» WORK TASK
Go through the data and retrieve each line that includes the string "アップロード".

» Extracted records
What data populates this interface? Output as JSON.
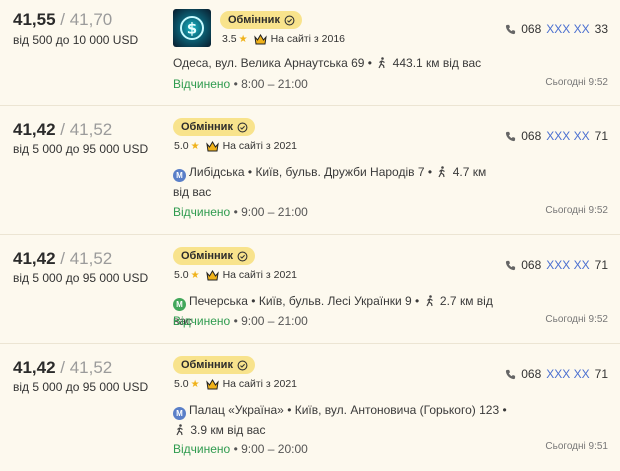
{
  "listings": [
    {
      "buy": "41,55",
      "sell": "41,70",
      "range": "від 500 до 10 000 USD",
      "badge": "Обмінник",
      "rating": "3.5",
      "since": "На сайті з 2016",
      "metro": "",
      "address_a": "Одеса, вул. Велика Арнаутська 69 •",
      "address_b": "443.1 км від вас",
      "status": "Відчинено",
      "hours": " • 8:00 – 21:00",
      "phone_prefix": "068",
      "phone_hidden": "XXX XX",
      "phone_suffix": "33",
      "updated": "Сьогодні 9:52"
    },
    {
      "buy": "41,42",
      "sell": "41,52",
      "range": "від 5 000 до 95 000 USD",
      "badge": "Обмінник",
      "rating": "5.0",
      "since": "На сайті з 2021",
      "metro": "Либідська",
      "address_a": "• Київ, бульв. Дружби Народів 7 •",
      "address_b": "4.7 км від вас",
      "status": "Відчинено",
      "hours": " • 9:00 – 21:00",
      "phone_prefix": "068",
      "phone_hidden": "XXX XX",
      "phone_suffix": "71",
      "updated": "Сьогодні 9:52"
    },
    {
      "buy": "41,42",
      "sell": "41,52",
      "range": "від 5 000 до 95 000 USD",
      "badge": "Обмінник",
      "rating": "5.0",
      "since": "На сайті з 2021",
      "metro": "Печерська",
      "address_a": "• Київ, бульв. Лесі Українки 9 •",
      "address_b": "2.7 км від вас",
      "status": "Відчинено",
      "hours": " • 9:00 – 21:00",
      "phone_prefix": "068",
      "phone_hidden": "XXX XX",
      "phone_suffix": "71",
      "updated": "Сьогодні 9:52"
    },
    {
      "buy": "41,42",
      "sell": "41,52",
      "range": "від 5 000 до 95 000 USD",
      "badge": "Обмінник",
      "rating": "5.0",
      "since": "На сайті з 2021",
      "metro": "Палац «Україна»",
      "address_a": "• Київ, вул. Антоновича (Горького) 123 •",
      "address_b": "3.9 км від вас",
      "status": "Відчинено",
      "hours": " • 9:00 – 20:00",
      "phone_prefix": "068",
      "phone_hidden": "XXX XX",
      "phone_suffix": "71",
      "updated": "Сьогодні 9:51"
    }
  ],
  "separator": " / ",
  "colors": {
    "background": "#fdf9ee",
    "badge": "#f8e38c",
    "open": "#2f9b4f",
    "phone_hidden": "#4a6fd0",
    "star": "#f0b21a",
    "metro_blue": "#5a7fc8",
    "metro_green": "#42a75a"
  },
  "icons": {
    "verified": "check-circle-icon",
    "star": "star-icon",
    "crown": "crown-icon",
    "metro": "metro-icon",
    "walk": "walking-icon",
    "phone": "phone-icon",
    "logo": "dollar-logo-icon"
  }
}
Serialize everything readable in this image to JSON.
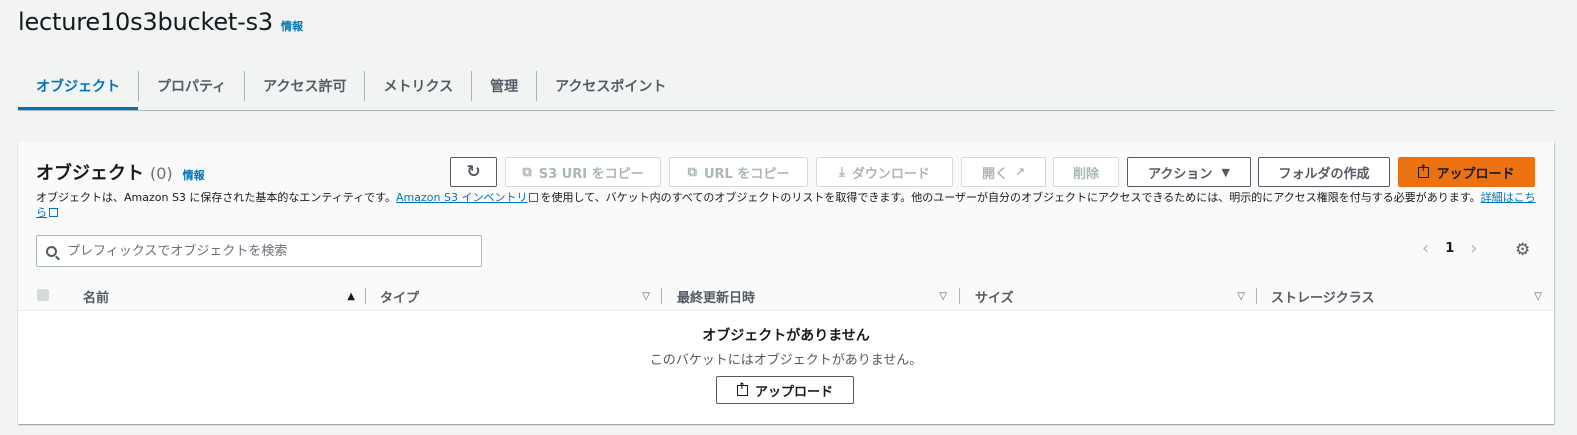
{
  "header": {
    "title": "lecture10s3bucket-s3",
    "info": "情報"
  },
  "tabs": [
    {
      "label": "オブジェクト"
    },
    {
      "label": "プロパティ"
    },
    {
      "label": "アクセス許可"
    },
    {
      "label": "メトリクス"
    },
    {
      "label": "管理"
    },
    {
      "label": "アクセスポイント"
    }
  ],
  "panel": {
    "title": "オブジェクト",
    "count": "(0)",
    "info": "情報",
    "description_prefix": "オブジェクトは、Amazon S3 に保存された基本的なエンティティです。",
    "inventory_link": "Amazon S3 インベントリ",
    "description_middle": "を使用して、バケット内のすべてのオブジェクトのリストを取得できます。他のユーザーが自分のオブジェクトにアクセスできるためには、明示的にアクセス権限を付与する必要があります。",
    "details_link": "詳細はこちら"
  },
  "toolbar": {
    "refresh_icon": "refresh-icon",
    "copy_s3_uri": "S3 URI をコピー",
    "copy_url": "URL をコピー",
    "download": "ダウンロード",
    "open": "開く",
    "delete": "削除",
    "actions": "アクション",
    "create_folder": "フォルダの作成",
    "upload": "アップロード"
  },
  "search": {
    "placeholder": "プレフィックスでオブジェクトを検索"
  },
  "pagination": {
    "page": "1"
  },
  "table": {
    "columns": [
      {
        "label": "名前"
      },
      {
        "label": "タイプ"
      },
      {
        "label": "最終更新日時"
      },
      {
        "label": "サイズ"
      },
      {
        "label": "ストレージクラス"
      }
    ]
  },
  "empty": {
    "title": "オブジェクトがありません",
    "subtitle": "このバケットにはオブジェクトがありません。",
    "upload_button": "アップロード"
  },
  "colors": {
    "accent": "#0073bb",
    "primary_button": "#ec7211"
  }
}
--
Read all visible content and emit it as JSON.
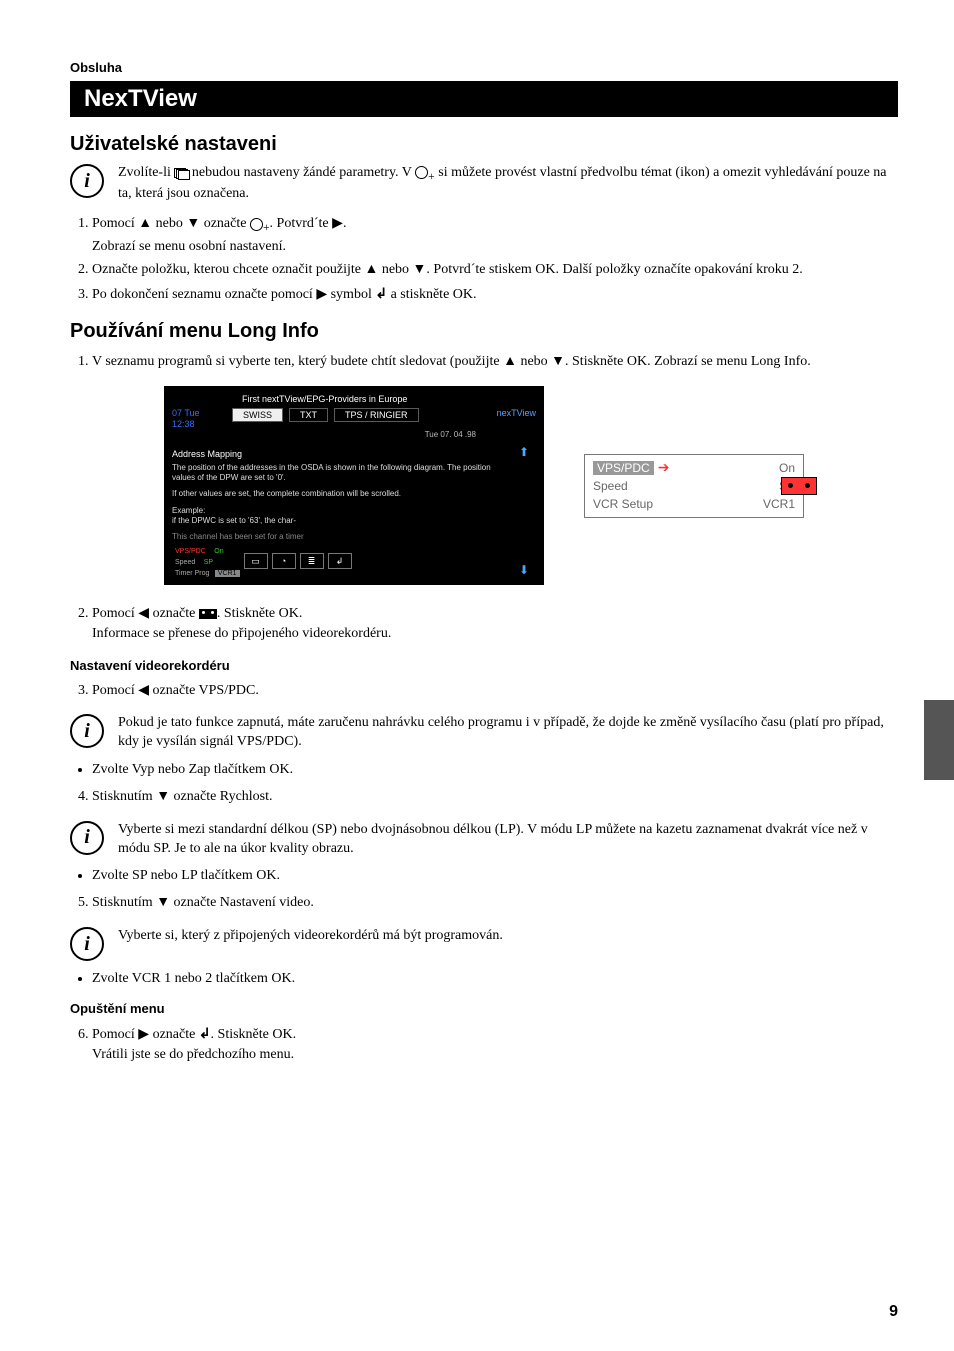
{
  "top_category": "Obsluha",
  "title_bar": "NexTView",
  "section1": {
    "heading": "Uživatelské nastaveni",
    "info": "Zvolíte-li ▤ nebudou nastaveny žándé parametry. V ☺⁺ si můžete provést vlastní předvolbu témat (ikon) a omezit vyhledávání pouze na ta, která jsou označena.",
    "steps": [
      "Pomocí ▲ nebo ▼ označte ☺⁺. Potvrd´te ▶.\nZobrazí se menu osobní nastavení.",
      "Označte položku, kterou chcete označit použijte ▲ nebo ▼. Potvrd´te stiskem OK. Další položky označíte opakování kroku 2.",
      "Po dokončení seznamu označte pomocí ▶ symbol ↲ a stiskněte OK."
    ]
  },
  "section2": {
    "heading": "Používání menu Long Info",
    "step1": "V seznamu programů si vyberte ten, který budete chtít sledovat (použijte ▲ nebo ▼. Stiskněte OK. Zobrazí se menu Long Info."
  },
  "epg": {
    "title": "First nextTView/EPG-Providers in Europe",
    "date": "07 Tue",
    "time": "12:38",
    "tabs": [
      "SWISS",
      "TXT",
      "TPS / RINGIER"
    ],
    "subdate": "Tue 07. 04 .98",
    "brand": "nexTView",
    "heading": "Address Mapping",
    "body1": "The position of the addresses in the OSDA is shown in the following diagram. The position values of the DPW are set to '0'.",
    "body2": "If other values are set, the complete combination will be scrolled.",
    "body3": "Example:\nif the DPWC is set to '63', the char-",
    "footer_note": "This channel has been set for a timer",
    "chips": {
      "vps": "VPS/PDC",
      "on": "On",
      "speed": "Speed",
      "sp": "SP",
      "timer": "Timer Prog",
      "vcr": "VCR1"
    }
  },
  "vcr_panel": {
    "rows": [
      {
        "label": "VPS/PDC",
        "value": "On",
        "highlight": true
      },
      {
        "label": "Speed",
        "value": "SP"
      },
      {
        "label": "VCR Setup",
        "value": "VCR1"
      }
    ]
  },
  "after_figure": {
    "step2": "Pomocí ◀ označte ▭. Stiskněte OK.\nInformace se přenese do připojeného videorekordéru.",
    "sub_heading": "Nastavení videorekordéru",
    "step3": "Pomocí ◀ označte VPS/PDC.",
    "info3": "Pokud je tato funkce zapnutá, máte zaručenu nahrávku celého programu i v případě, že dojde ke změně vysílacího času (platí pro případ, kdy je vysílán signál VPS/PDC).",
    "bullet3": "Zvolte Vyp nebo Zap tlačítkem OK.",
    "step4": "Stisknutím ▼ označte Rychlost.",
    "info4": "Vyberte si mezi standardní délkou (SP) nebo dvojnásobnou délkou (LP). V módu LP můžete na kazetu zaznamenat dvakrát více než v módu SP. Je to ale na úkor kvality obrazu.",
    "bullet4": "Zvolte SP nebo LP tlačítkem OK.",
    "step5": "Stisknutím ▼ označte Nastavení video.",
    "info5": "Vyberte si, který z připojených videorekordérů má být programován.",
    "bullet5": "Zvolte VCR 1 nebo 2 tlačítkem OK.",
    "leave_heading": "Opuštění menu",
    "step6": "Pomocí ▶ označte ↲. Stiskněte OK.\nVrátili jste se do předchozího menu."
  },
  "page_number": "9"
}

» ANSWER BELOW
    "upload": "アップロード"
    "upload_button": "アップロード"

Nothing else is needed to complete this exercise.